EXERCISE:
Give back the records below exactly, omitting the pictures.

Stored items:
/---
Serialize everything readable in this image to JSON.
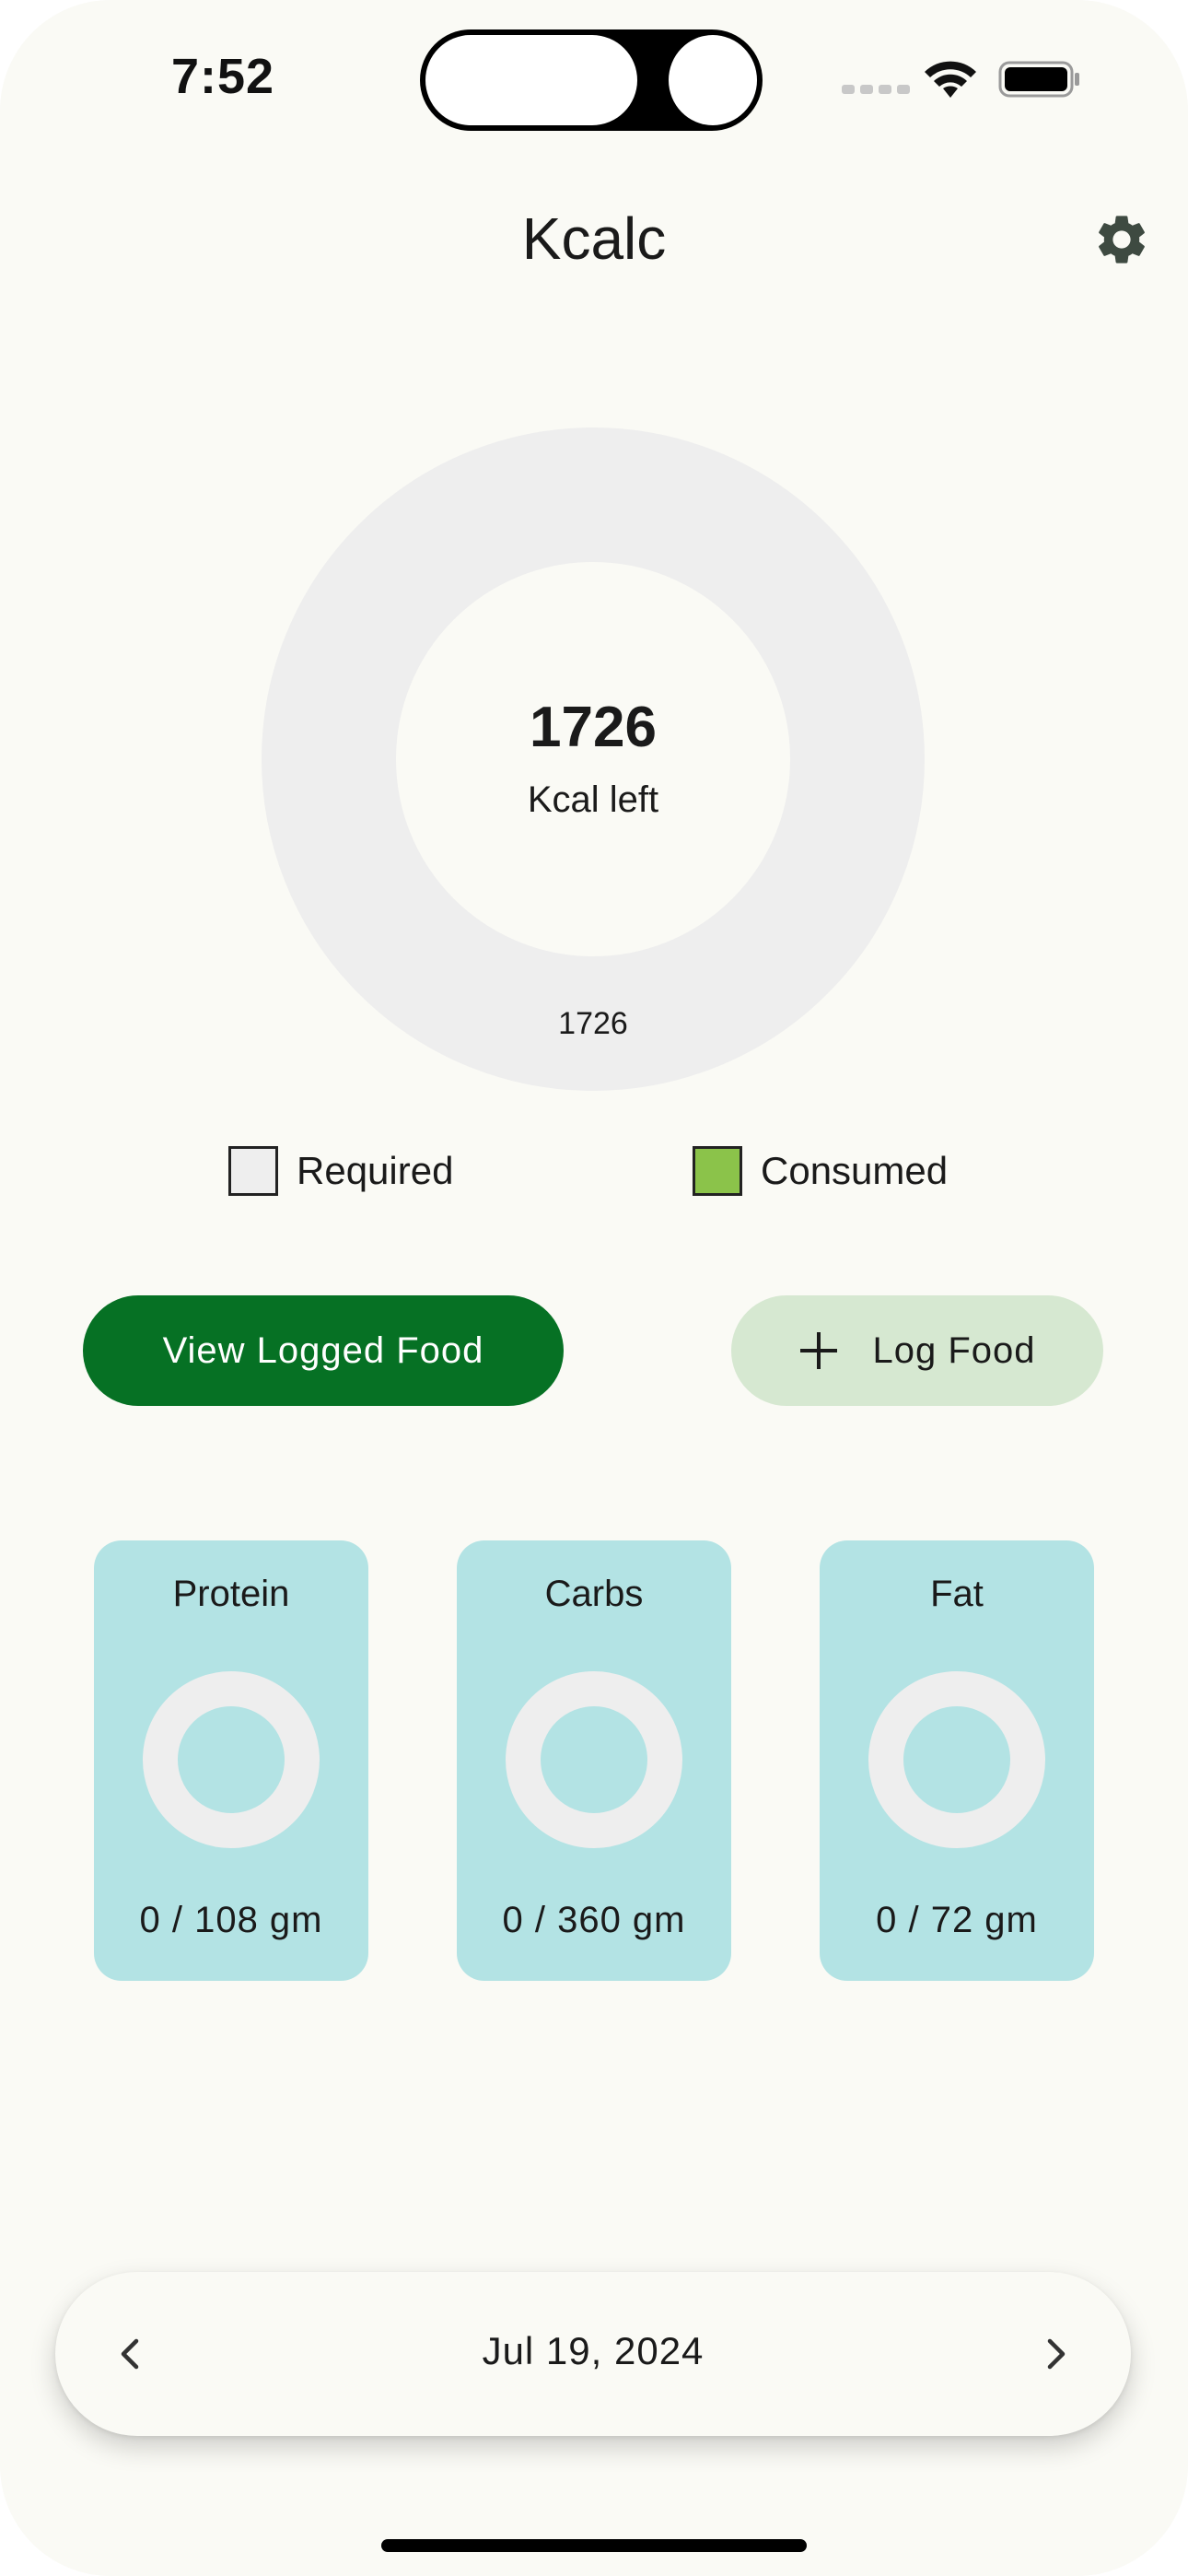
{
  "status_bar": {
    "time": "7:52"
  },
  "header": {
    "title": "Kcalc",
    "settings_icon": "gear-icon"
  },
  "calories": {
    "left_value": "1726",
    "left_label": "Kcal left",
    "ring_value": "1726",
    "consumed_fraction": 0
  },
  "legend": {
    "required_label": "Required",
    "consumed_label": "Consumed",
    "required_color": "#eeeeee",
    "consumed_color": "#8bc34a"
  },
  "actions": {
    "view_logged_food": "View Logged Food",
    "log_food": "Log Food"
  },
  "macros": [
    {
      "name": "Protein",
      "value": "0 / 108 gm",
      "consumed_fraction": 0
    },
    {
      "name": "Carbs",
      "value": "0 / 360 gm",
      "consumed_fraction": 0
    },
    {
      "name": "Fat",
      "value": "0 / 72 gm",
      "consumed_fraction": 0
    }
  ],
  "date_nav": {
    "date": "Jul 19, 2024"
  },
  "colors": {
    "background": "#fafaf5",
    "primary_button": "#067124",
    "secondary_button": "#d6e8d1",
    "card": "#b3e3e4",
    "ring_track": "#eeeeee"
  }
}
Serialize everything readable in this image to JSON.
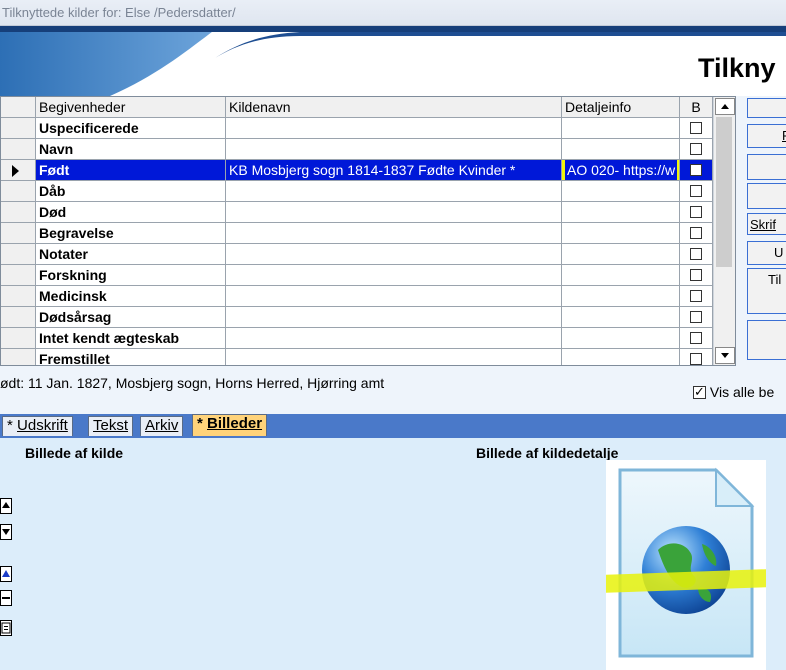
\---
ANSWER:
Serialize everything readable in this image to JSON.
{
  "status_bar": {
    "time": "7:52"
  },
  "header": {
    "title": "Kcalc",
    "settings_icon": "gear-icon"
  },
  "calories": {
    "left_value": "1726",
    "left_label": "Kcal left",
    "ring_value": "1726",
    "consumed_fraction": 0
  },
  "legend": {
    "required_label": "Required",
    "consumed_label": "Consumed",
    "required_color": "#eeeeee",
    "consumed_color": "#8bc34a"
  },
  "actions": {
    "view_logged_food": "View Logged Food",
    "log_food": "Log Food"
  },
  "macros": [
    {
      "name": "Protein",
      "value": "0 / 108 gm",
      "consumed_fraction": 0
    },
    {
      "name": "Carbs",
      "value": "0 / 360 gm",
      "consumed_fraction": 0
    },
    {
      "name": "Fat",
      "value": "0 / 72 gm",
      "consumed_fraction": 0
    }
  ],
  "date_nav": {
    "date": "Jul 19, 2024"
  },
  "colors": {
    "background": "#fafaf5",
    "primary_button": "#067124",
    "secondary_button": "#d6e8d1",
    "card": "#b3e3e4",
    "ring_track": "#eeeeee"
  }
}
Serialize everything readable in this image to JSON.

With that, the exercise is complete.